Every year, books in schools and libraries across the country are challenged by groups or individuals. From the famous 1933 trial United States v. One Book Called Ulysses to the present day, a range of groups – from parents to political organizations – have attempted to censor various publications. Since 1982, more than 11,300 books have been challenged, according to the American Library Association. In 2014 alone, there were over 300 reported challenges to books across America.
Curious about which books have been on the chopping block? Take a look.
Last year, two parents in Waukesha attempted to have 3 books removed from local schools. All three of those books withstood the challenges levied at them.
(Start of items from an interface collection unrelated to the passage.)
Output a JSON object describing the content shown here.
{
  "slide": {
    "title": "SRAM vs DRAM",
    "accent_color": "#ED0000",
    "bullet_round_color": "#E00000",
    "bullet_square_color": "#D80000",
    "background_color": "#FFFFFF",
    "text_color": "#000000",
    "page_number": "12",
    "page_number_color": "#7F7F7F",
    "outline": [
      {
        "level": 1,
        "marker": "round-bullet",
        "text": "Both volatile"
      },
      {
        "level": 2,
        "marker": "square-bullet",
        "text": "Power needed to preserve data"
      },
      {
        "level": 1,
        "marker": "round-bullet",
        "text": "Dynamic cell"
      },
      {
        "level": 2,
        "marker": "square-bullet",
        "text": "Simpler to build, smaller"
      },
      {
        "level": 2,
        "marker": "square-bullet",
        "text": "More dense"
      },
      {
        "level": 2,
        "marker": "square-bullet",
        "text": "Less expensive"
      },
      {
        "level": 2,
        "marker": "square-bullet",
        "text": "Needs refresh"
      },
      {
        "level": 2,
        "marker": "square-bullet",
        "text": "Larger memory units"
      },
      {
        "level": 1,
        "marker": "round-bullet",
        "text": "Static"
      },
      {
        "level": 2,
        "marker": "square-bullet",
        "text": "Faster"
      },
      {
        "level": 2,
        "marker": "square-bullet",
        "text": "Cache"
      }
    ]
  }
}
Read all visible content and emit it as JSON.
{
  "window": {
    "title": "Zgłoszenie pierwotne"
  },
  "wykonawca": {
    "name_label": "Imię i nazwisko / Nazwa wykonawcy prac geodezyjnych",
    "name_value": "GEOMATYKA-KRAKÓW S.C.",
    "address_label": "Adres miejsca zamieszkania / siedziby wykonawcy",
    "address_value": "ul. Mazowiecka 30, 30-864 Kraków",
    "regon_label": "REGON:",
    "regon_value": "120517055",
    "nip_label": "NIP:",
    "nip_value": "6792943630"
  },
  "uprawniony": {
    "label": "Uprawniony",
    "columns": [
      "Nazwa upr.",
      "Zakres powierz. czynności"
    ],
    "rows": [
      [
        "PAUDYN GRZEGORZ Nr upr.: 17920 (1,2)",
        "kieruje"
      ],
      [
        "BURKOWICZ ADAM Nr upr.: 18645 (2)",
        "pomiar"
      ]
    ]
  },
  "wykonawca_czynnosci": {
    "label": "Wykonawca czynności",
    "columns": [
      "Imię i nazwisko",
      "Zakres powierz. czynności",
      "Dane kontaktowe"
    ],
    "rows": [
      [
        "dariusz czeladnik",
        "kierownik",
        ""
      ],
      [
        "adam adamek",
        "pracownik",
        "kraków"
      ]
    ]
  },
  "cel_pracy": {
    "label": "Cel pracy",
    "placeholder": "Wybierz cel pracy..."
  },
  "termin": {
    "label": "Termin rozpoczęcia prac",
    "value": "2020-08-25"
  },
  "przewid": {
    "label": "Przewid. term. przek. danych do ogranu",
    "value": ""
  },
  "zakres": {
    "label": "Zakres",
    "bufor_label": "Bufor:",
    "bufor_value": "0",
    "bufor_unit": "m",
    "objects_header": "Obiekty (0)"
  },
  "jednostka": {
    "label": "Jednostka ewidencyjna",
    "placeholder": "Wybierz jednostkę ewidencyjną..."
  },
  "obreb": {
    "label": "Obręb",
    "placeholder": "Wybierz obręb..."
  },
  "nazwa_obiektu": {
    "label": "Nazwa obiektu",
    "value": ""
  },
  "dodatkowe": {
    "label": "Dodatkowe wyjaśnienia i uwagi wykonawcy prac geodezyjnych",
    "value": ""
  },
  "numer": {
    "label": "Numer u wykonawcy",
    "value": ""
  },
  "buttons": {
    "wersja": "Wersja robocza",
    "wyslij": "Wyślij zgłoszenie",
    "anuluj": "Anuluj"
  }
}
They were:
Khaled Hosseini's New York Times best seller, The Kite Runner
Challenged for: extreme violence
The Kite Runner follows two boys and their friendship – one is the son of a wealthy merchant, the other the son of a family servant – in the last years of the Afghan monarchy, during the Soviet invasion and through the present day. The story addresses bravery and violence, father-son relationships, the conflict between tradition and change, and survivor's guilt.
Also challenged were John Green's Printz Award-winning Looking for Alaska and Chris Crutcher's Chinese Handcuffs, an ALA Best Book for Young Adults.
Frequently, organizations challenge books already in schools, but in 1982, students in Island Trees, NY banded together to demand that previously removed books be returned to the school library shelves. The students won their case on First Amendment grounds and books including Slaughterhouse-Five and Go Ask Alice were allowed back into the school.
Even classics are challenged. The Great Gatsbyoccupies a place of dubious honor as the most frequently challenged classic novel; To Kill a Mockingbird is #4 on the classics list (for profanity and racism) while 1984 sits at #9 (for, ironically, being "pro-communist”).
Most recently targeted books include Sherman Alexie’s The Absolutely True Diary of a Part-Time Indian and Marjane Satrapi’s graphic memoir Persepolis. A full list of 2014’s most challenged books is available online from the American Library Association.
Ulysses cover from: http://freakinsweetbookcovers.tumblr.com/post/68008547538/ulysses-james-joyce
Banned Books banner from American Library Association
All other images courtesy of Easicat